When I started this blog I was faced with a wall of writer’s block. I have not much to say about recipes, since I play by ear and feel. There has been plenty written about method of fermentation, shaping and baking, so that was also off the table. And yet… And yet I did feel that I had something to say. Scoring is undoubtedly something that I have been obsessed with for quite a while, but what can you write about scoring? I felt it was an area that didn’t need words. Well, that was a while ago, and now… drumroll…
I will soon release a book on scoring!
Yay! As it turns out, the more I write about scoring, the more there seems to be yet unwritten. In the impatience-ridden process I have been itching to share some of the work with people who like to read what I write and care to hear what I have to say, so I decided to share an excerpt here. A sneak-peek, if you like!
My choice landed on a short piece dealing with the most frequent question I have ever been asked – How to prevent bread from cracking? The answer to this is complex and complicated. There are many things that influence the way your bread behaves, but let’s see if we can simply some of this.
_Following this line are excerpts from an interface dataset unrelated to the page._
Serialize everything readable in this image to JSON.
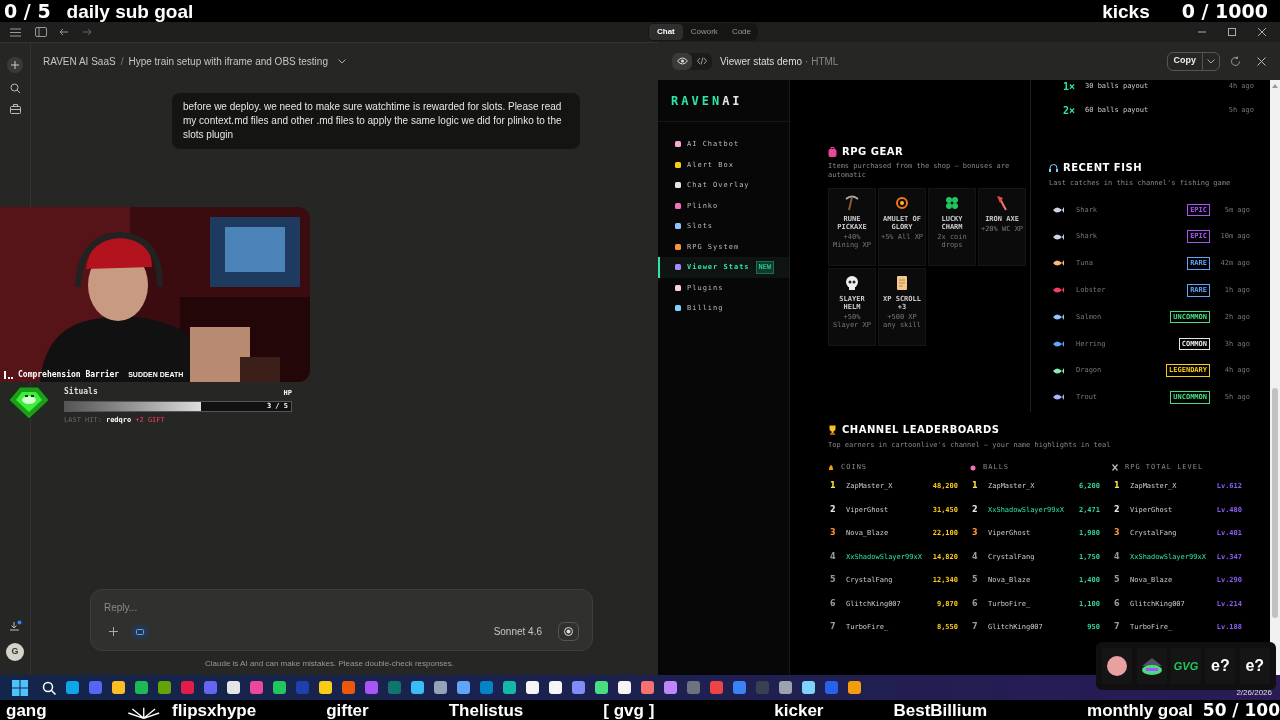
{
  "stream_top": {
    "sub_count": "0 / 5",
    "sub_label": "daily sub goal",
    "kicks_label": "kicks",
    "kicks_count": "0 / 1000"
  },
  "app_tabs": [
    {
      "label": "Chat",
      "selected": true
    },
    {
      "label": "Cowork",
      "selected": false
    },
    {
      "label": "Code",
      "selected": false
    }
  ],
  "breadcrumb": {
    "project": "RAVEN AI SaaS",
    "separator": "/",
    "chat_title": "Hype train setup with iframe and OBS testing"
  },
  "user_message": "before we deploy. we need to make sure watchtime is rewarded for slots. Please read my context.md files and other .md files to apply the same logic we did for plinko to the slots plugin",
  "hype_overlay": {
    "title": "Comprehension Barrier",
    "mode": "SUDDEN DEATH",
    "player": "Situals",
    "hp_label": "HP",
    "level": 0.6,
    "hp_reading": "3 / 5",
    "last_hit_label": "LAST HIT:",
    "last_hit_user": "redqro",
    "last_hit_bonus": "+2 GIFT"
  },
  "composer": {
    "placeholder": "Reply...",
    "model": "Sonnet 4.6"
  },
  "disclaimer": "Claude is AI and can make mistakes. Please double-check responses.",
  "avatar_initial": "G",
  "artifact": {
    "title": "Viewer stats demo",
    "file_type": "· HTML",
    "copy_label": "Copy",
    "logo_a": "RAVEN",
    "logo_b": "AI",
    "nav": [
      {
        "label": "AI Chatbot",
        "selected": false
      },
      {
        "label": "Alert Box",
        "selected": false
      },
      {
        "label": "Chat Overlay",
        "selected": false
      },
      {
        "label": "Plinko",
        "selected": false
      },
      {
        "label": "Slots",
        "selected": false
      },
      {
        "label": "RPG System",
        "selected": false
      },
      {
        "label": "Viewer Stats",
        "selected": true,
        "badge": "NEW"
      },
      {
        "label": "Plugins",
        "selected": false
      },
      {
        "label": "Billing",
        "selected": false
      }
    ],
    "payouts": [
      {
        "multiplier": "1×",
        "text": "30 balls payout",
        "time": "4h ago"
      },
      {
        "multiplier": "2×",
        "text": "60 balls payout",
        "time": "5h ago"
      }
    ],
    "rpg_gear": {
      "title": "RPG GEAR",
      "subtitle": "Items purchased from the shop — bonuses are automatic",
      "items": [
        {
          "kind": "pickaxe",
          "name": "RUNE PICKAXE",
          "bonus": "+40% Mining XP"
        },
        {
          "kind": "amulet",
          "name": "AMULET OF GLORY",
          "bonus": "+5% All XP"
        },
        {
          "kind": "clover",
          "name": "LUCKY CHARM",
          "bonus": "2x coin drops"
        },
        {
          "kind": "axe",
          "name": "IRON AXE",
          "bonus": "+20% WC XP"
        },
        {
          "kind": "skull",
          "name": "SLAYER HELM",
          "bonus": "+50% Slayer XP"
        },
        {
          "kind": "scroll",
          "name": "XP SCROLL +3",
          "bonus": "+500 XP any skill"
        }
      ]
    },
    "recent_fish": {
      "title": "RECENT FISH",
      "subtitle": "Last catches in this channel's fishing game",
      "rows": [
        {
          "name": "Shark",
          "rarity": "EPIC",
          "color": "#a855f7",
          "time": "5m ago"
        },
        {
          "name": "Shark",
          "rarity": "EPIC",
          "color": "#a855f7",
          "time": "10m ago"
        },
        {
          "name": "Tuna",
          "rarity": "RARE",
          "color": "#60a5fa",
          "time": "42m ago"
        },
        {
          "name": "Lobster",
          "rarity": "RARE",
          "color": "#60a5fa",
          "time": "1h ago"
        },
        {
          "name": "Salmon",
          "rarity": "UNCOMMON",
          "color": "#4ade80",
          "time": "2h ago"
        },
        {
          "name": "Herring",
          "rarity": "COMMON",
          "color": "#e5e5e5",
          "time": "3h ago"
        },
        {
          "name": "Dragon",
          "rarity": "LEGENDARY",
          "color": "#facc15",
          "time": "4h ago"
        },
        {
          "name": "Trout",
          "rarity": "UNCOMMON",
          "color": "#4ade80",
          "time": "5h ago"
        }
      ]
    },
    "leaderboards": {
      "title": "CHANNEL LEADERBOARDS",
      "subtitle": "Top earners in cartoonlive's channel — your name highlights in teal",
      "boards": [
        {
          "heading": "COINS",
          "kind": "coins",
          "rows": [
            {
              "rank": "1",
              "name": "ZapMaster_X",
              "value": "48,200",
              "highlighted": false
            },
            {
              "rank": "2",
              "name": "ViperGhost",
              "value": "31,450",
              "highlighted": false
            },
            {
              "rank": "3",
              "name": "Nova_Blaze",
              "value": "22,100",
              "highlighted": false
            },
            {
              "rank": "4",
              "name": "XxShadowSlayer99xX",
              "value": "14,820",
              "highlighted": true
            },
            {
              "rank": "5",
              "name": "CrystalFang",
              "value": "12,340",
              "highlighted": false
            },
            {
              "rank": "6",
              "name": "GlitchKing007",
              "value": "9,870",
              "highlighted": false
            },
            {
              "rank": "7",
              "name": "TurboFire_",
              "value": "8,550",
              "highlighted": false
            }
          ]
        },
        {
          "heading": "BALLS",
          "kind": "balls",
          "rows": [
            {
              "rank": "1",
              "name": "ZapMaster_X",
              "value": "6,200",
              "highlighted": false
            },
            {
              "rank": "2",
              "name": "XxShadowSlayer99xX",
              "value": "2,471",
              "highlighted": true
            },
            {
              "rank": "3",
              "name": "ViperGhost",
              "value": "1,980",
              "highlighted": false
            },
            {
              "rank": "4",
              "name": "CrystalFang",
              "value": "1,750",
              "highlighted": false
            },
            {
              "rank": "5",
              "name": "Nova_Blaze",
              "value": "1,400",
              "highlighted": false
            },
            {
              "rank": "6",
              "name": "TurboFire_",
              "value": "1,100",
              "highlighted": false
            },
            {
              "rank": "7",
              "name": "GlitchKing007",
              "value": "950",
              "highlighted": false
            }
          ]
        },
        {
          "heading": "RPG TOTAL LEVEL",
          "kind": "rpg",
          "rows": [
            {
              "rank": "1",
              "name": "ZapMaster_X",
              "value": "Lv.612",
              "highlighted": false
            },
            {
              "rank": "2",
              "name": "ViperGhost",
              "value": "Lv.480",
              "highlighted": false
            },
            {
              "rank": "3",
              "name": "CrystalFang",
              "value": "Lv.401",
              "highlighted": false
            },
            {
              "rank": "4",
              "name": "XxShadowSlayer99xX",
              "value": "Lv.347",
              "highlighted": true
            },
            {
              "rank": "5",
              "name": "Nova_Blaze",
              "value": "Lv.290",
              "highlighted": false
            },
            {
              "rank": "6",
              "name": "GlitchKing007",
              "value": "Lv.214",
              "highlighted": false
            },
            {
              "rank": "7",
              "name": "TurboFire_",
              "value": "Lv.188",
              "highlighted": false
            }
          ]
        }
      ]
    }
  },
  "emotes": [
    {
      "kind": "face"
    },
    {
      "kind": "frog"
    },
    {
      "kind": "text",
      "text": "GVG"
    },
    {
      "kind": "text",
      "text": "e?"
    },
    {
      "kind": "text",
      "text": "e?"
    }
  ],
  "taskbar": {
    "date": "2/26/2026"
  },
  "stream_bottom": {
    "names": [
      "gang",
      "flipsxhype",
      "gifter",
      "Thelistus",
      "[ gvg ]",
      "kicker",
      "BestBillium"
    ],
    "goal_label": "monthly goal",
    "goal_count": "50 / 100"
  }
}
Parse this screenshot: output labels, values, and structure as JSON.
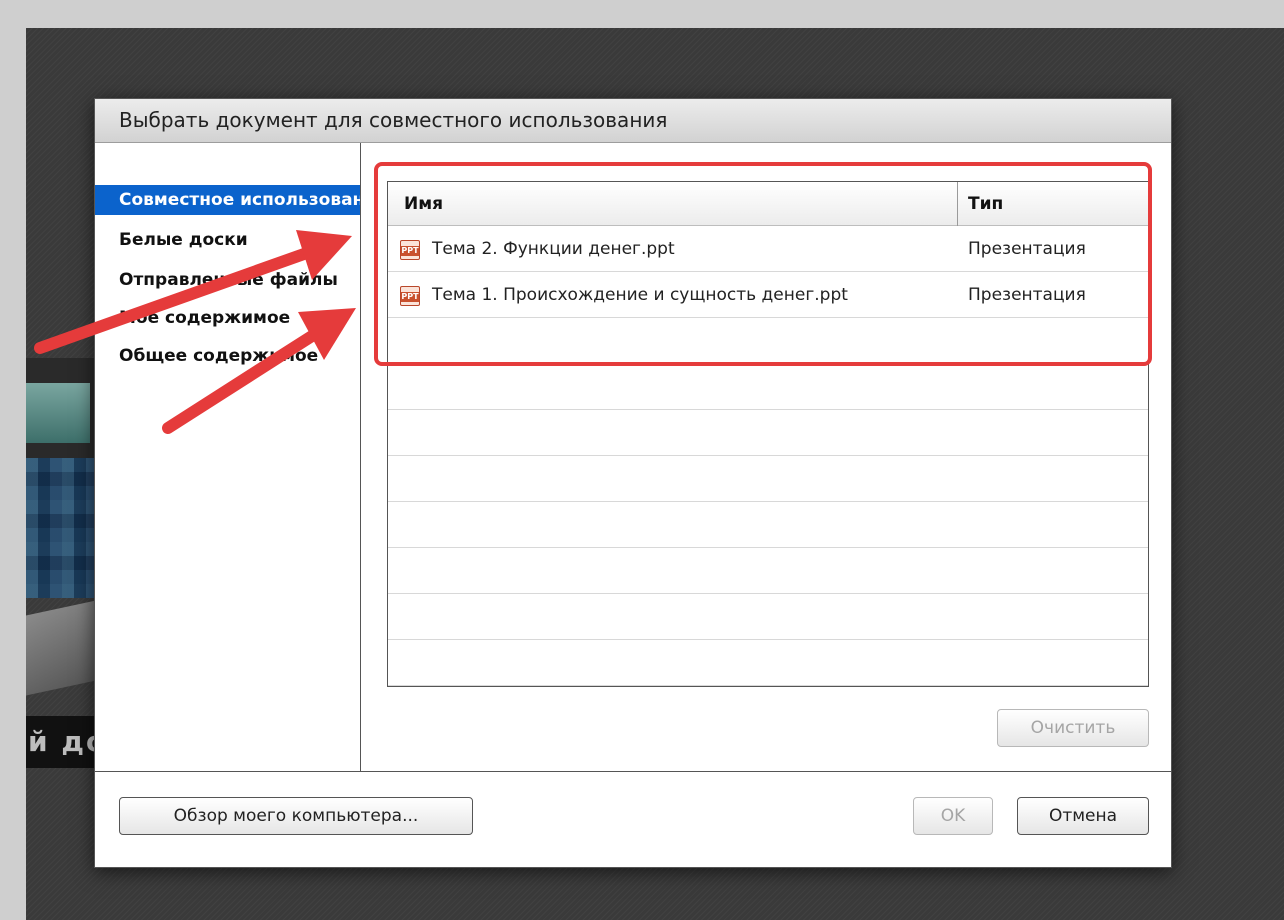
{
  "dialog": {
    "title": "Выбрать документ для совместного использования"
  },
  "sidebar": {
    "items": [
      {
        "label": "Совместное использование",
        "selected": true
      },
      {
        "label": "Белые доски",
        "selected": false
      },
      {
        "label": "Отправленные файлы",
        "selected": false
      },
      {
        "label": "Мое содержимое",
        "selected": false
      },
      {
        "label": "Общее содержимое",
        "selected": false
      }
    ]
  },
  "table": {
    "columns": {
      "name": "Имя",
      "type": "Тип"
    },
    "rows": [
      {
        "name": "Тема 2. Функции денег.ppt",
        "type": "Презентация",
        "icon": "ppt-file-icon"
      },
      {
        "name": "Тема 1. Происхождение и сущность денег.ppt",
        "type": "Презентация",
        "icon": "ppt-file-icon"
      }
    ]
  },
  "buttons": {
    "clear": "Очистить",
    "browse": "Обзор моего компьютера...",
    "ok": "OK",
    "cancel": "Отмена"
  },
  "background": {
    "banner_text": "й до"
  },
  "colors": {
    "selection": "#0b63cc",
    "annotation": "#e53b3b"
  }
}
Here we go:
The bread cracked
This is, by far, the most common issue. Many have asked me what I do for the bread not to crack and burst, or what recipe I use, as if it is only a particular kind of dough and a specific kind of method that lends itself to scoring. In fact, there is nothing new that you have to do. All the stages and components are the same, except that they need to be done very deliberately, because a meticulously scored loaf is less forgiving that a wildly slashed one. There is no simple answer to why did my bread burst, but the character of the crack might help us figure out what went wrong.
Irregular crack with thick, dark and ragged edges — while unlikely to happen with bread baked in a dutch oven, this is characteristic for hearth loaves baked in firewood stoves, or on a stone. The thick, rough crack is a sure sign of insufficient steam. The crust wasn’t moist enough to be flexible, so it hardened and set before the loaf was done expanding. Another possible reason is that your baking temperature was too high, resulting in the same effect. Steam your oven properly next time or lower the temperature a bit.
Dainty crack following the outline of your scoring — not enough cuts to accommodate growth. Your scoring was either not deep enough, or there weren’t sufficient elements. Think of the bread needing a certain amount of expansion – whether it is to be achieved in one wide slash, or in fifty smaller cuts. If you only made thirty of the said small cuts, the loaf will claim its space by ripping open one of the scored elements. If your bread only needed a little extra room the crack will be neat and almost pretty, as if one of your wheat stalks got unzipped. Next time add an extra stalk if there is space for it, or make your cuts a bit deeper and longer.
Burst, exploding loaf — distant relative of the dainty crack, except that it doesn’t look pretty by any measure. If in the previous case you only needed one extra stalk, or take a few of the cuts a little deeper, the bursting loaf is an extreme case of insufficient scoring. This usually happens when most, or all of the scores were shallow, or when you really underestimated the potential of your loaf and scored way too little. This also happens with inexperienced, shy scoring when the blade barely grazed the surface. You need plenty of deep scores for the bread to have enough room to grow.
Straight, long, wide crack along a scored line — this is not exactly a crack – you just made a straight cut longer than an inch. That kind of cut is an invitation for the hot air to come through and is difficult to control. You will also see that the adjacent scores didn’t really open because there wasn’t sufficient tension as air was escaping freely. Whenever you make a pattern that consists of longer lines, be ready for them to spread beyond your control.
A spiderweb of fine cracks all over the surface — this is a sign of a crust that was a tad too thick. Low hydration might be a cause, but another typical culprit is flour. If you flour your bread too much, and, especially, if your crust is moist when you flour it, you will end up with a thick dry layer on top. This will not be elastic and will just shatter, creating a web of cracks. Use a moderate amount of flour and brush it off with your palm.
Bread peeking out of a scored line — sometimes in small marbles, but usually in a large domed piece, bread seems to be escaping through a crack along a scored line. All other scores have opened up just fine, or maybe slightly short of enough, but there is one that ripped open and dough has squeezed out through it. You will also see that the cut expanded not only in width, but also cracked lengthwise. This happens when you tried an exotic pattern that wasn’t all planed through. The scored pattern wasn’t flexible and stretchy enough. Refer to the chapter on how to create your own patterns.
There it is! Now I’m nervous… Did you like it? Was this useful? Can you now say what went wrong with the loaf in the picture?
Thank you for reading, and I hope you’re just as excited about my book as I am!